The best sturgeon fishing on the planet is right here on the Columbia River. An estimated 2 million sturgeon inhabit the Columbia River, making it the largest population in the world. Sturgeon have earned the nickname “living fossils” as they have remained largely unchanged for the last 200 million years. Instead of scales, sturgeon have thick skin and bony plates called scutes. Their skeletal structure is largely cartilage and they use four barbels which hang in front of their toothless mouths to detect their food.
The White Sturgeon is one of approx. 27 species of Sturgeon. It is the largest and most recognized and can grow to 20′ in length and weigh 2000 pounds. The White Sturgeon of the Pacific Northwest and Columbia River mature at an older age and larger size than the Sturgeon of the rivers in California. That is one of the reasons for the different size limits of the sturgeon. The size limit was adjusted to protect the female “spawning” sturgeon.
The majority of sturgeon migrate back and forth from the Pacific Ocean to the Columbia River and feed on freshwater clams, lamprey eel, anchovies, smelt, shad, salmon and steelhead. Sturgeon fishing is excellent all year round on the Columbia River. For angling purposes, sturgeon are classified into three categories: shakers, keepers, and oversize. I will guide you to fish for keepers and oversize fish.
KEEPER STURGEON: A “Keeper” is a sturgeon between approx. 38″ and 54″ to the fork in the tail in length. The reason we are saying “approximately” is that rules are always changing and we don’t want to post improper lengths if the rules change suddenly. This size fish may be retained when caught. The Keeper is easily distinguished because it shakes the rod somewhat slowly and will run hard, taking line off the reel at least for a few seconds.
OVERSIZE STURGEON: An “Oversize” Sturgeon or Trophy Sturgeon is any sturgeon that exceeds the maximum keeper measurement.
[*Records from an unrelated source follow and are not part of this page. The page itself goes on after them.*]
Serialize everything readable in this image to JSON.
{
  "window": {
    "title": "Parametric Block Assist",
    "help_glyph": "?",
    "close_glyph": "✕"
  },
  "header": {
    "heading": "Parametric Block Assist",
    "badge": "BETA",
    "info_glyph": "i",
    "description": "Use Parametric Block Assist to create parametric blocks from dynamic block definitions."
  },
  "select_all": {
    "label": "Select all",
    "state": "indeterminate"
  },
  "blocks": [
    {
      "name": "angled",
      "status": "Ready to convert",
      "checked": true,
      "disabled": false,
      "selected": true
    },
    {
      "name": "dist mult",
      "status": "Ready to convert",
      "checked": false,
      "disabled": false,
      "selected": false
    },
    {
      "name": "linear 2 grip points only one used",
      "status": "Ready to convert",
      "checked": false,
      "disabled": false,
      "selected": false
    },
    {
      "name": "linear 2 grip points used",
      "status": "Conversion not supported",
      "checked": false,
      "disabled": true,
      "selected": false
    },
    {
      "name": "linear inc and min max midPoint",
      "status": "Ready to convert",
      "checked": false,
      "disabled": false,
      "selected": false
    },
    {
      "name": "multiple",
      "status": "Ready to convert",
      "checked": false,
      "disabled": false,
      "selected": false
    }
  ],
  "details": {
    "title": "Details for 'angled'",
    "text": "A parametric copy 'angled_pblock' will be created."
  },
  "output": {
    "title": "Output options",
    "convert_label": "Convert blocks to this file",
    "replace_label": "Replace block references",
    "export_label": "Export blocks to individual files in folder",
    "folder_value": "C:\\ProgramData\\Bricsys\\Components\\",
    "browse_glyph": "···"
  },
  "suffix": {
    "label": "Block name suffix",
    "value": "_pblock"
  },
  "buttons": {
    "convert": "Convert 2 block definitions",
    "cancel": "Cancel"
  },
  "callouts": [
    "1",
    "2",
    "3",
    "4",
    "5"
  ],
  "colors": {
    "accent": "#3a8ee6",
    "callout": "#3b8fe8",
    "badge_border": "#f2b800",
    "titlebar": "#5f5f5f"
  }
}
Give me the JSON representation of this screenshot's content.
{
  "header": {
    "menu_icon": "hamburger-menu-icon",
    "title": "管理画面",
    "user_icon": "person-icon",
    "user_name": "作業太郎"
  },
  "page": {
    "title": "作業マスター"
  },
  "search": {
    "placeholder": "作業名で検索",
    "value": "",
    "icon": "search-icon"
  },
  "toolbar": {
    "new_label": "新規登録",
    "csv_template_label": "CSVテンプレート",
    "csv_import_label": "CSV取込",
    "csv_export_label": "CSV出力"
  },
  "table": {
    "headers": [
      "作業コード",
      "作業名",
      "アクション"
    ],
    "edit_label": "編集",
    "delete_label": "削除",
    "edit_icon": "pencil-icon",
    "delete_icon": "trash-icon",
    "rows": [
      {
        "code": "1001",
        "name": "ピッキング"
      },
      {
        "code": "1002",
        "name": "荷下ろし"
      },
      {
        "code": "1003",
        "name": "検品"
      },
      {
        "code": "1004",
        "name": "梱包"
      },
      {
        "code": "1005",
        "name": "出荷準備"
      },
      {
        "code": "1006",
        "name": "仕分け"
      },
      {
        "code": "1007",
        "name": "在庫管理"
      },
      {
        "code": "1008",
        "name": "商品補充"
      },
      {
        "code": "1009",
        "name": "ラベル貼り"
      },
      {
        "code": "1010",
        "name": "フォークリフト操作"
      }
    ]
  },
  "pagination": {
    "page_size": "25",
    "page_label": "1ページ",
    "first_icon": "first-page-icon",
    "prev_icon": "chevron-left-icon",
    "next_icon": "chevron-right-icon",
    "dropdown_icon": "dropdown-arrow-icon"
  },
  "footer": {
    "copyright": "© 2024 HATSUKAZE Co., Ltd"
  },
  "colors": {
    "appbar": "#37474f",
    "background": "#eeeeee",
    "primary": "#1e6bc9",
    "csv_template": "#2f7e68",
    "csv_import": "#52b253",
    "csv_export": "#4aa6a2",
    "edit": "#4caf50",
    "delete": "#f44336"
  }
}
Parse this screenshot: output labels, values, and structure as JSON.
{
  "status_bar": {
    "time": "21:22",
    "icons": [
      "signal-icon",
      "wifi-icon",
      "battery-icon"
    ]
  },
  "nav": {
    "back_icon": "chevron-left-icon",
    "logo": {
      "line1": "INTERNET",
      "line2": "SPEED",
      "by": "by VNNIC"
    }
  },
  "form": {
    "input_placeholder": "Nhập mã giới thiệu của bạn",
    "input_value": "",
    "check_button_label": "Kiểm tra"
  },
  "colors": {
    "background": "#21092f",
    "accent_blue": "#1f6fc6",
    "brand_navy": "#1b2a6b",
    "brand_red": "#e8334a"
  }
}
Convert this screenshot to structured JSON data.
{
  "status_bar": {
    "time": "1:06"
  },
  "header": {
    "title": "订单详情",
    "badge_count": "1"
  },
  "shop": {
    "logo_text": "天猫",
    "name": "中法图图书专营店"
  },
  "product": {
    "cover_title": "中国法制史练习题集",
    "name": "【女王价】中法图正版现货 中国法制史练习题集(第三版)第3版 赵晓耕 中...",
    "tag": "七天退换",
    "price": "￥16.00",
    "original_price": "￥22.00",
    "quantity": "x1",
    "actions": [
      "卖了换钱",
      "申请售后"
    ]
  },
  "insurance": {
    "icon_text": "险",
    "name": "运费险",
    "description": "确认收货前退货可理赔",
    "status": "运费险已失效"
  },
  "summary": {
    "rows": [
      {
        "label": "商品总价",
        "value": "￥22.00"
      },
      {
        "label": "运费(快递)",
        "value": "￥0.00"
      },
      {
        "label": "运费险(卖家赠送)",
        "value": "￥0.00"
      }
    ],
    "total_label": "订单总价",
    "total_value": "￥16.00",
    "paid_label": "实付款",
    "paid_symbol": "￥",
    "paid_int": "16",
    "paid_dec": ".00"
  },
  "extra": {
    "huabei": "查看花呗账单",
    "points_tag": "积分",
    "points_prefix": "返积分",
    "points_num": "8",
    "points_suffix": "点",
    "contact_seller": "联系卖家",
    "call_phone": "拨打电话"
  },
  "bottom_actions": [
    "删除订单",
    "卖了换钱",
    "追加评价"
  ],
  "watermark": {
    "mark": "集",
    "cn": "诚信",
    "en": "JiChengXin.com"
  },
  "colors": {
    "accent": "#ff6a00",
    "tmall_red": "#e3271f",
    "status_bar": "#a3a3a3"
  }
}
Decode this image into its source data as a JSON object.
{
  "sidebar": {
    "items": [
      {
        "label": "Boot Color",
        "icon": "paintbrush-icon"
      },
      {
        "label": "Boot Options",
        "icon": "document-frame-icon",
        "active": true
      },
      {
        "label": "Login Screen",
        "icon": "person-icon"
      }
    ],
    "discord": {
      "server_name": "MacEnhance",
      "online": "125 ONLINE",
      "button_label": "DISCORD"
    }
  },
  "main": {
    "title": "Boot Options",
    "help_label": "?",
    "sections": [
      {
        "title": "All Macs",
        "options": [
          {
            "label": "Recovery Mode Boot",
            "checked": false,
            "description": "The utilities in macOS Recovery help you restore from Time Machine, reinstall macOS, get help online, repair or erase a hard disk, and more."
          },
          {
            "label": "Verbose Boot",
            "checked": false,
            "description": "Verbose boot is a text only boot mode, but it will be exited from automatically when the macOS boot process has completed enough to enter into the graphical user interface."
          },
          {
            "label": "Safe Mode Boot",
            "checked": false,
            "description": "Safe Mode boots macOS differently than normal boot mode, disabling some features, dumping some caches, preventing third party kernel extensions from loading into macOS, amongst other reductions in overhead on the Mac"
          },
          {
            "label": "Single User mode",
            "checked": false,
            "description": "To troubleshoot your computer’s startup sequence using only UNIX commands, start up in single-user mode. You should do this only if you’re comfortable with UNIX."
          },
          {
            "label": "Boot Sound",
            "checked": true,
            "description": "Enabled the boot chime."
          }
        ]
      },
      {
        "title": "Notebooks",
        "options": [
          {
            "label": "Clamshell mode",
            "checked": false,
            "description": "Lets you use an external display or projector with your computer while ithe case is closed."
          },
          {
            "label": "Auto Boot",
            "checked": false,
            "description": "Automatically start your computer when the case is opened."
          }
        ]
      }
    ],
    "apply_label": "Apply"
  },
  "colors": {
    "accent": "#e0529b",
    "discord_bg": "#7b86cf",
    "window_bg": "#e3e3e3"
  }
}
Oversize Sturgeon can run from over five feet to twelve feet on average, with some exceeding this size and hundreds of pounds in weight. If big game fishing is your goal, then take a shot at matching your strength up to a 500 pound Sturgeon. These hard-fighting, aerial-performing giants will test even the strongest fisherman. Don’t let size fool you, even the “Keeper” Sturgeon put up a fight to remember. Best time for “Oversize” is late May through October, and the best time for “Keepers” is October through April.
With the large population of Sturgeon in the Columbia River there is non-stop action catching and releasing smaller and sometimes much larger sturgeon, until you get the one you want to take home with white flaky meat similar to halibut, a great tasting fish.